This week, we’re stopping outside Lynn’s Café for a look at The Bird, a sculpture created by architect and Brighton resident Piet Lindhout.
Lindhout, who helped choose the locations for the Brighton Biennial sculptures, has one other piece on display in the exhibit. He donated Hot Landing, a three-piece steel sculpture that hovers above Mill Pond, to the city in 2009.
The Bird was installed in Brighton in 2006 as part of the original Brighton Biennial Sculpture Exhibit. True to its title, the sheet metal sculpture features a simple geometric bird. A slightly curved, elongated pedestal holds the bird aloft. When the wind blows, the bird pivots on its perch.
Soon after its installation, The Bird caught the eye of Brighton youth Austin Smith. After viewing the Brighton Biennial display, Smith, who is autistic, attended City Council meeting with his parents and doctor. At the meeting, Smith’s mother expressed her appreciation for the Brighton Biennial Sculpture Exhibit, saying that the art, especially The Bird, helped her son to open up and talk to people.
In 2009, the Brighton Arts and Culture Commission purchased The Bird for $4,000 using donations raised in Austin Smith’s honor.
Blogging on the Michigan Municipal League website, former mayor Kate Lawrence wrote, “When you sit back and analyze the positive impact this project has created, it helps you realize that it is well worth the time and effort.”

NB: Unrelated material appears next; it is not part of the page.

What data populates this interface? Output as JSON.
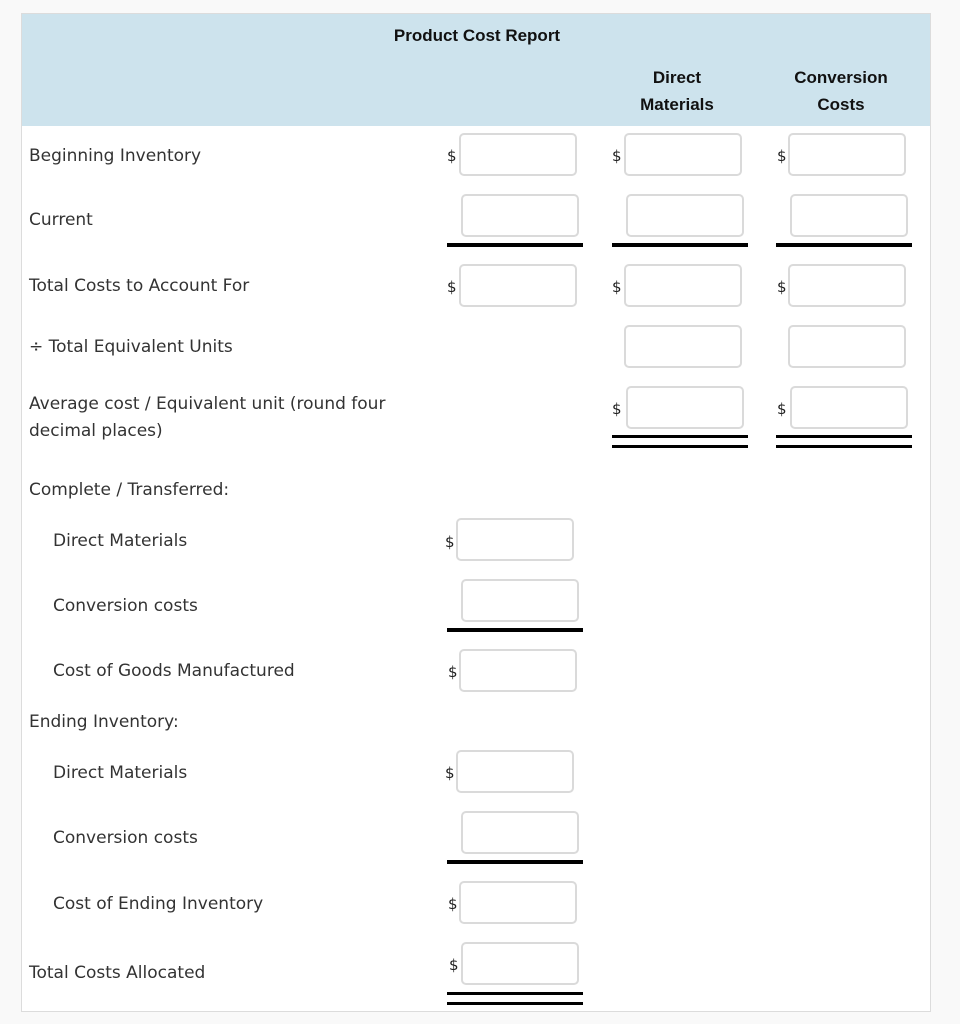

The Brighton Biennial Sculpture Exhibit, a project overseen by the City of Brighton Arts and Culture Commission, originated in 2006. It consists of 35 sculptures, 12 permanent and 23 temporary. The permanent pieces were either bought by or donated to the city. The temporary pieces, whose duration in Brighton depends on individual contracts with the BACC, are for sale. Prices and details are available at http://www.downtownbrighton.com/1/brighton/art_walk.asp.